The opo squash is cultivated primarily for its edible fruit. Young squashes have soft skin and are usually eaten whole, the skin remains edible when they mature but it can be discarded because it has a harder texture. The young fruits can replace zucchinis in most recipes. Squash cubes are very popular in Chinese cuisine and they are mixed in fritters and quick breads or added as ingredients in stews, stir-fries and soups. Older fruits are turned into puree or roasted and then included in soups or sauces. Another very common dish consists of baked or steamed hollow opo squashes, with various fillings. They can be combined with sausages, seafood and pork meat, as well as other vegetables like bitter greens, onion, spicy peppers, ginger, garlic, soy sauce, coconut milk, eggplant or cabbage. Dry squashes can be stored for two or three weeks in the fridge.
Even if Lagenaria siceraria is usually associated with Asia today, the species is probably native to Africa. It has been carried away by humans since ancient times and cultivated in various warm areas of the world. Seeds are viable and offer an easy way to propagate this annual vine. After the last spring frost, the seeds can be planted in the ground as soon as temperatures reach 70 degrees F. They are best grouped in small mounds, the spacing depends on the availability of supports. About 3 inches between mounds are needed when cultivated on supports, additional spacing up to 6 inches is needed otherwise. In order to produce fruits that ripen properly, the vines need a long warm growth season. You can give them a head start by growing them indoors in small pots, after spring starts. They enjoy full sun exposure and soils with good drainage, with a content of sand or loam. They tolerate afternoon shade. Opo squashes need plenty of water for the best production results. The flowers open during the night and can be pollinated by hand in order to yield more fruits. They enjoy long summers, with hot temperatures and a lot of humidity. Opo plants are usually grown on supports but can also spread on the ground, covering a lot of space. Fruits grown for decorative purposes are always cultivated on supports, it is very important not to allow them to touch the ground in order to preserve a straight shape.
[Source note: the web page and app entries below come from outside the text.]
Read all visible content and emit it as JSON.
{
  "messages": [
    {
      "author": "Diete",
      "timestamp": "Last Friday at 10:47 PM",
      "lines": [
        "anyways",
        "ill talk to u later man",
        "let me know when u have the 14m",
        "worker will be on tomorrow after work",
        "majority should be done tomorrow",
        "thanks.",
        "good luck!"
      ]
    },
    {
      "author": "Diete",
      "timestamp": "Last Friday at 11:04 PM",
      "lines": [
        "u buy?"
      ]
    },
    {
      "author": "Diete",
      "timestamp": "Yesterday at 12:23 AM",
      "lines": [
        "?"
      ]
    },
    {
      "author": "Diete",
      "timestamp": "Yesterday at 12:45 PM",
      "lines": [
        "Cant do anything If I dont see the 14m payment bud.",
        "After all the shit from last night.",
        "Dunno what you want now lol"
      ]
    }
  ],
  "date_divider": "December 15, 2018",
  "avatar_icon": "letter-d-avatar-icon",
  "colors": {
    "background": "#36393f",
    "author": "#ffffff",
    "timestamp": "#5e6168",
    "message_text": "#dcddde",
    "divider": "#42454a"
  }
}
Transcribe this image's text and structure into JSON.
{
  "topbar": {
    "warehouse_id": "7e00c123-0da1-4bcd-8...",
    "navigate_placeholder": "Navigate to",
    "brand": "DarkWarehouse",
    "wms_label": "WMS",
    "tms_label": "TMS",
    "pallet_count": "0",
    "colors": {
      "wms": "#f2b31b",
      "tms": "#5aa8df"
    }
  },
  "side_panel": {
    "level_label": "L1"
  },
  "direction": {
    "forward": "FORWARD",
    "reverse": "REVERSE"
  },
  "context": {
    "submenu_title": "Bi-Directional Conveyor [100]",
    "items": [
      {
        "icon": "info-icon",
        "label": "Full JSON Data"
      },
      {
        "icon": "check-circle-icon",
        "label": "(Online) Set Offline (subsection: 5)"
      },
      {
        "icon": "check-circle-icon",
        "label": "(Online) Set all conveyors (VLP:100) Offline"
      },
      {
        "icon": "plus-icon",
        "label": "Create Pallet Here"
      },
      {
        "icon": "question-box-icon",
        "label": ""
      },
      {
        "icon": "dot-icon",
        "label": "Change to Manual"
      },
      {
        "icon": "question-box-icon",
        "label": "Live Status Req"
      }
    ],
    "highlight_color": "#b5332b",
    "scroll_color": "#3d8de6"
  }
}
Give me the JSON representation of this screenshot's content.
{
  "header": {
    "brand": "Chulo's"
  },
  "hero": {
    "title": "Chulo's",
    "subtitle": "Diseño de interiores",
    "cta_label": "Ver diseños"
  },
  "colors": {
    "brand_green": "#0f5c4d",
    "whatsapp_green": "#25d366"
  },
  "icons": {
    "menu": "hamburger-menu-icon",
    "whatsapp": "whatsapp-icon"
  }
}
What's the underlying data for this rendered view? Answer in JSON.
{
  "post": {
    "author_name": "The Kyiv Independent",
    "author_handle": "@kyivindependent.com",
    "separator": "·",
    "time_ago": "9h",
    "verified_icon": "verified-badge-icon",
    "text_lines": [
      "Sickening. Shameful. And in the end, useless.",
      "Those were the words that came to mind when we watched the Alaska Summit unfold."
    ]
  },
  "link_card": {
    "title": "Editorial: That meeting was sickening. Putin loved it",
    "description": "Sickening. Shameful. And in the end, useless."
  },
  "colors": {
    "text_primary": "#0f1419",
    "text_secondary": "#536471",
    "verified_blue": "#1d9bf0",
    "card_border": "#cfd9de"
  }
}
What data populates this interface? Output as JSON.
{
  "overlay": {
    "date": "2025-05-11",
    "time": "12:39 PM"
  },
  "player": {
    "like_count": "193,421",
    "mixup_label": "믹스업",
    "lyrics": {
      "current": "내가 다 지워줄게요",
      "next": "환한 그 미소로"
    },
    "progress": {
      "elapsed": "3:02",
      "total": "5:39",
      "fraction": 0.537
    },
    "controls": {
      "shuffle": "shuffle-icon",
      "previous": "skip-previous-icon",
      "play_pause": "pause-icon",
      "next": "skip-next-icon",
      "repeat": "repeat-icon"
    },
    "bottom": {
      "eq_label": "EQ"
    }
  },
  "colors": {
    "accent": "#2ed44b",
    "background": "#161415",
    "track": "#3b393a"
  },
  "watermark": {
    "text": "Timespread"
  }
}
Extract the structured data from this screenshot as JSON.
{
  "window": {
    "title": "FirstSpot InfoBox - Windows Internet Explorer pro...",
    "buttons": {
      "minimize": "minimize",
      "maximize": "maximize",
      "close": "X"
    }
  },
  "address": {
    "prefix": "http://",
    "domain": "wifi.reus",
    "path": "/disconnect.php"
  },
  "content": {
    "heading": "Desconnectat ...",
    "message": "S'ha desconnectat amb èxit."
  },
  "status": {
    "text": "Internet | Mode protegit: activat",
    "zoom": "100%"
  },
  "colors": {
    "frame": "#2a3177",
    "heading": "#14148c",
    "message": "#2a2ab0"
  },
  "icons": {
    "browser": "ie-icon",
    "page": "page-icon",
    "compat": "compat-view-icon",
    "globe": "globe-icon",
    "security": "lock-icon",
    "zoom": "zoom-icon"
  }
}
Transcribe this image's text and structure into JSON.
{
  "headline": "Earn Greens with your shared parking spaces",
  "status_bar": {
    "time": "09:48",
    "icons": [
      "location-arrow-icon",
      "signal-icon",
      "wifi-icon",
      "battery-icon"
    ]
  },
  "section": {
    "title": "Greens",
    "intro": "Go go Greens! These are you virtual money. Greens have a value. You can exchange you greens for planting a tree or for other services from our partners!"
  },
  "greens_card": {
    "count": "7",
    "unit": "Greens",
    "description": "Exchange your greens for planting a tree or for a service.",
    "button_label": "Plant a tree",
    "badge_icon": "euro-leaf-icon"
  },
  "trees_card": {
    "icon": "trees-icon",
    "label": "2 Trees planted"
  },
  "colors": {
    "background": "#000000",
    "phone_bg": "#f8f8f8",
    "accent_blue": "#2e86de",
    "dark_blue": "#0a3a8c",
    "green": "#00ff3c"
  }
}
Squashes are harvested in the autumn and a short section of stem is usually sectioned with the fruit.